THE PROBLEM
Copy out the whole listing exactly as given. Skip the pictures.

(Beginning of DATASET CONTENT)

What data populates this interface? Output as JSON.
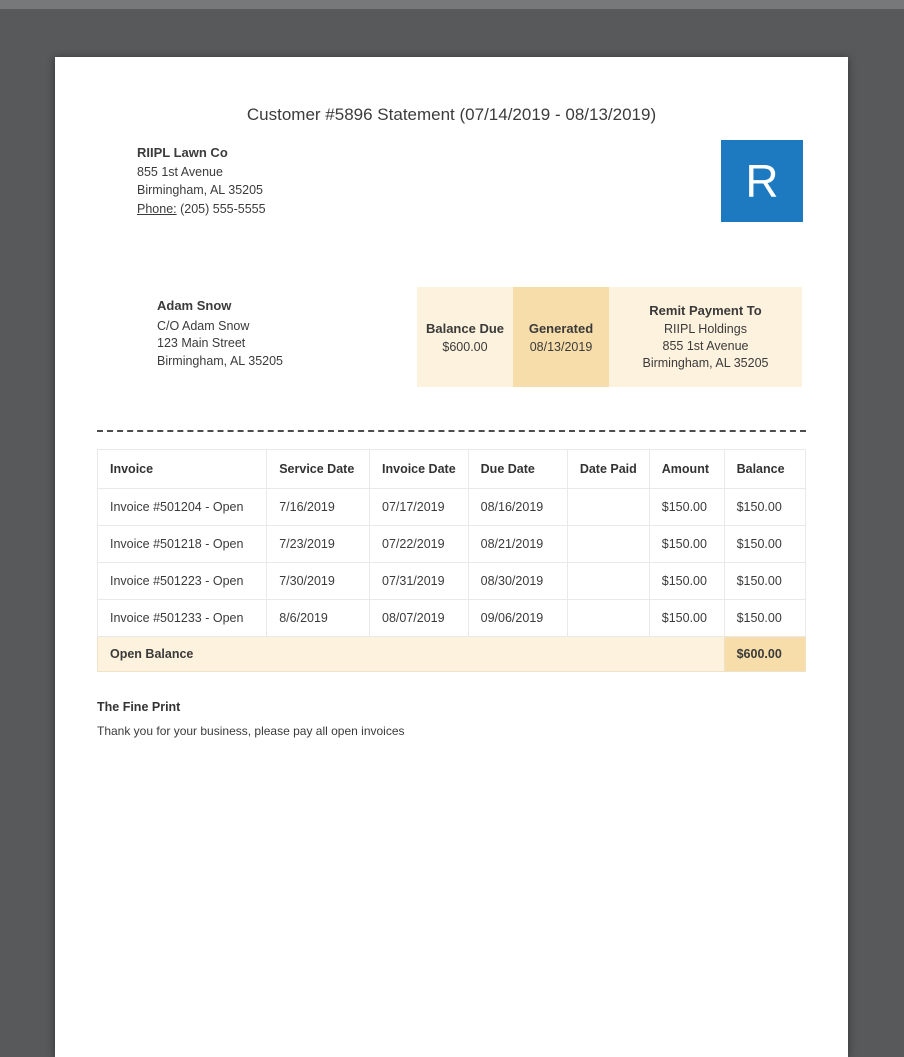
{
  "page": {
    "title": "Customer #5896 Statement (07/14/2019 - 08/13/2019)"
  },
  "company": {
    "name": "RIIPL Lawn Co",
    "address1": "855 1st Avenue",
    "address2": "Birmingham, AL 35205",
    "phone_label": "Phone:",
    "phone": "(205) 555-5555",
    "logo_letter": "R"
  },
  "customer": {
    "name": "Adam Snow",
    "line1": "C/O Adam Snow",
    "line2": "123 Main Street",
    "line3": "Birmingham, AL 35205"
  },
  "summary": {
    "balance_due_label": "Balance Due",
    "balance_due_value": "$600.00",
    "generated_label": "Generated",
    "generated_value": "08/13/2019",
    "remit_label": "Remit Payment To",
    "remit_line1": "RIIPL Holdings",
    "remit_line2": "855 1st Avenue",
    "remit_line3": "Birmingham, AL 35205"
  },
  "table": {
    "headers": [
      "Invoice",
      "Service Date",
      "Invoice Date",
      "Due Date",
      "Date Paid",
      "Amount",
      "Balance"
    ],
    "rows": [
      [
        "Invoice #501204 - Open",
        "7/16/2019",
        "07/17/2019",
        "08/16/2019",
        "",
        "$150.00",
        "$150.00"
      ],
      [
        "Invoice #501218 - Open",
        "7/23/2019",
        "07/22/2019",
        "08/21/2019",
        "",
        "$150.00",
        "$150.00"
      ],
      [
        "Invoice #501223 - Open",
        "7/30/2019",
        "07/31/2019",
        "08/30/2019",
        "",
        "$150.00",
        "$150.00"
      ],
      [
        "Invoice #501233 - Open",
        "8/6/2019",
        "08/07/2019",
        "09/06/2019",
        "",
        "$150.00",
        "$150.00"
      ]
    ],
    "footer_label": "Open Balance",
    "footer_value": "$600.00"
  },
  "fine_print": {
    "heading": "The Fine Print",
    "text": "Thank you for your business, please pay all open invoices"
  },
  "colors": {
    "accent_blue": "#1d79c0",
    "cream_light": "#fdf2dd",
    "cream_dark": "#f7dda9"
  }
}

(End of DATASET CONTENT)

FINISHED EXERCISE
What data populates this interface? Output as JSON.
{
  "page": {
    "title": "Customer #5896 Statement (07/14/2019 - 08/13/2019)"
  },
  "company": {
    "name": "RIIPL Lawn Co",
    "address1": "855 1st Avenue",
    "address2": "Birmingham, AL 35205",
    "phone_label": "Phone:",
    "phone": "(205) 555-5555",
    "logo_letter": "R"
  },
  "customer": {
    "name": "Adam Snow",
    "line1": "C/O Adam Snow",
    "line2": "123 Main Street",
    "line3": "Birmingham, AL 35205"
  },
  "summary": {
    "balance_due_label": "Balance Due",
    "balance_due_value": "$600.00",
    "generated_label": "Generated",
    "generated_value": "08/13/2019",
    "remit_label": "Remit Payment To",
    "remit_line1": "RIIPL Holdings",
    "remit_line2": "855 1st Avenue",
    "remit_line3": "Birmingham, AL 35205"
  },
  "table": {
    "headers": [
      "Invoice",
      "Service Date",
      "Invoice Date",
      "Due Date",
      "Date Paid",
      "Amount",
      "Balance"
    ],
    "rows": [
      [
        "Invoice #501204 - Open",
        "7/16/2019",
        "07/17/2019",
        "08/16/2019",
        "",
        "$150.00",
        "$150.00"
      ],
      [
        "Invoice #501218 - Open",
        "7/23/2019",
        "07/22/2019",
        "08/21/2019",
        "",
        "$150.00",
        "$150.00"
      ],
      [
        "Invoice #501223 - Open",
        "7/30/2019",
        "07/31/2019",
        "08/30/2019",
        "",
        "$150.00",
        "$150.00"
      ],
      [
        "Invoice #501233 - Open",
        "8/6/2019",
        "08/07/2019",
        "09/06/2019",
        "",
        "$150.00",
        "$150.00"
      ]
    ],
    "footer_label": "Open Balance",
    "footer_value": "$600.00"
  },
  "fine_print": {
    "heading": "The Fine Print",
    "text": "Thank you for your business, please pay all open invoices"
  },
  "colors": {
    "accent_blue": "#1d79c0",
    "cream_light": "#fdf2dd",
    "cream_dark": "#f7dda9"
  }
}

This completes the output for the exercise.